Officials hailed the return of the rugby Sevens as “a resounding success” on Sunday, as the city’s leader joined tens of thousands of fans at a packed Hong Kong Stadium to watch Australia’s thrilling last-gasp win.
After more than three years away, the tournament lived up to its reputation as Hong Kong’s landmark sporting event, and the tears on the faces of the Australian players spoke volumes about what it meant to them.
Calling it “one of the most popular sporting events in Asia”, Chief Executive John Lee Ka-chiu said the tournament was “living proof” that the city had returned to the world stage.

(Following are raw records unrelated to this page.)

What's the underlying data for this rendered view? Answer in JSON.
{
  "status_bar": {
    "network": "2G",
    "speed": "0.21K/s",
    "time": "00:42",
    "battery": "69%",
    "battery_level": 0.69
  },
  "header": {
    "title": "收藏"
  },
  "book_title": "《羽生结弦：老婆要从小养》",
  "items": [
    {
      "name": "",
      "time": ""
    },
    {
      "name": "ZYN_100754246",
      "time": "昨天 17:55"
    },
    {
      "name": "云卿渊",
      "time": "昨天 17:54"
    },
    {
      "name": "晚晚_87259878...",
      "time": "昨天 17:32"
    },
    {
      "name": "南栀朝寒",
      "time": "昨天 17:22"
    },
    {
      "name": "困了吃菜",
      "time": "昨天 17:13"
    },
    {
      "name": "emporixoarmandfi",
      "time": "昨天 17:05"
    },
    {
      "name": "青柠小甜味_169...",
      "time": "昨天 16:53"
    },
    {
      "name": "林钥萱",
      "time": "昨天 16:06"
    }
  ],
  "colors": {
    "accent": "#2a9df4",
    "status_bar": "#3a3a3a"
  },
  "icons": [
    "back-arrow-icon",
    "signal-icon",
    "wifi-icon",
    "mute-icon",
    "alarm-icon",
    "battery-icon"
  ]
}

After hosting global financial leaders for a three-day summit before the Sevens, and with a series of other events on the horizon, including the Hong Kong Squash Open later this month, Lee said the city was “ushering in a new chapter”.
“The Pearl of the Orient is shining brighter than ever,” he said in a social media post accompanied by a video clip he narrated.
And while the Sevens had been absent since 2019 because of the coronavirus pandemic, Australia turned the clock back even further on Sunday, winning in Hong Kong for the first time in 34 years and unseating a Fiji team that had not lost a final in the city since 2014.
In many ways, Nathan Lawson’s thrilling try to seal a 20-17 win was a fitting end to a tournament that has roared life back into Hong Kong.
Although neither Lee nor his deputy, Chief Secretary Eric Chan Kwok-ki, spoke to the media during their time at the Sevens, Chan said in an online post that the government would continue to review the Covid-19 situation and relax various measures when appropriate.
“This will allow the public to resume normal life as soon as possible, and accelerate Hong Kong’s speedy convergence with the international community and continue to show its glory,” he added.
In contrast to the strict measures of the past three years, the three days of the Sevens have been a more relaxed affair, and even Lee, who was spotted enjoying a beer with colleagues and organisers, joined in the party atmosphere.
From the costumed ranks of Power Rangers, Teletubbies, and a group of Ronald McDonalds who were “loving it”, the electric crowd prompted Hong Kong player Russell Webb to say “it was so loud” he could not tell the ground was short of capacity.
“It’s great to see it back,” Paul Teague, a Hong Kong resident, said. “It’s not quite as full on as it has been in previous years, but it’s actually better than what I expected. It’s just what the city needs right now.”
A World Rugby spokesman thanked Hong Kong officials for delivering a “safe, secure and highly enjoyable event” and said the organisation was already looking forward to returning in March, for the last tournament of the season which they hoped would be “bigger and better”.
“With a happy, vibrant atmosphere in the stands, scintillating world-class rugby on the pitch, and a sense of joy and community all around, the return of the Cathay Pacific/HSBC Hong Kong Sevens was a resounding success,” the spokesman said.
Organisers will certainly hope the restrictions on crowd numbers, which were limited to 85 per cent capacity by Covid measures, are lifted, but they would have been buoyed by the 65,000 that passed through the gates over the past three days.
The Hong Kong Rugby Union estimated that the cost of hosting the event was likely to be near HK$50 million (US$6.4 million), and while in the past the Sevens had pumped HK$400m into the economy, the lack of overseas spectators was expected to cut that by about HK$100m or more.
Vendors, too, did a roaring trade, with the boss of Ebeneezer’s Kebabs & Pizzeria reporting a boom at its concession stand inside the stadium.
Sunny Rekhani, one of the chain’s managing directors and owners, said they had sold almost 1,200 kebabs by midafternoon on Sunday, and were selling 1,400 slices of pizza per day.
“We found business to be very good and it is still ongoing, today is almost 25 to 35 per cent better than yesterday,” he said.
Robbie McRobbie, the Hong Kong Rugby Union’s CEO, said the event was about more than rugby, and he hoped its success would help rescue a sports event industry hit hard by the pandemic.
“There are people whose livelihoods have been devastated and if we don’t resurrect the sector now, these people will be gone, they’ll be doing other jobs,” he said. “We need to get things going now or there’ll be more of a drain of talent.”
While there was no official count of overseas fans, at least one set enjoyed their day at the finals, with Reiner Du Plessis, a visitor from South Africa, hosted by organisers after being turned away on Friday because he was still under medical surveillance.
The 38-year-old said the past three days with the amber code had been “difficult”, but he was happy he and his friends were provided with “proper food” at the corporate box.
Du Plessis admitted that the letdown was their own fault, saying that he and his fellow travellers had not intended to cause “any havoc”.
“We have to respect the government’s regulations … at least I’m having fun now,” he said.
McRobbie said he was glad for the “dark days” to be over, but much more work had to be done to revive the sporting events sector.
“To me, it’s more than the HKRU, it’s a sports event industry getting going again … A lot have already left the sector. We need to get things going now or there’ll be more of a drain of talent. We need to retain that in the events sector or it will be more difficult to bring it back in future.”